### WORK INSTRUCTION
Each line of the data below must be given again exactly as written.

----------------

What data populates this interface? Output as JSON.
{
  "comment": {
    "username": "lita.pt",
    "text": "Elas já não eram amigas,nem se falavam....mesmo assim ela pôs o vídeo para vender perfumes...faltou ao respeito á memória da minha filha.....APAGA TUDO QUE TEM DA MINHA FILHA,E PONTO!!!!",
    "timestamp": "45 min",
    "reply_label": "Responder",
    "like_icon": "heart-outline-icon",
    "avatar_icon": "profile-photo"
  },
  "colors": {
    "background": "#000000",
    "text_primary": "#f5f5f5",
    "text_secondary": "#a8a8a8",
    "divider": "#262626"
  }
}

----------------

### RESULT
What data populates this interface? Output as JSON.
{
  "comment": {
    "username": "lita.pt",
    "text": "Elas já não eram amigas,nem se falavam....mesmo assim ela pôs o vídeo para vender perfumes...faltou ao respeito á memória da minha filha.....APAGA TUDO QUE TEM DA MINHA FILHA,E PONTO!!!!",
    "timestamp": "45 min",
    "reply_label": "Responder",
    "like_icon": "heart-outline-icon",
    "avatar_icon": "profile-photo"
  },
  "colors": {
    "background": "#000000",
    "text_primary": "#f5f5f5",
    "text_secondary": "#a8a8a8",
    "divider": "#262626"
  }
}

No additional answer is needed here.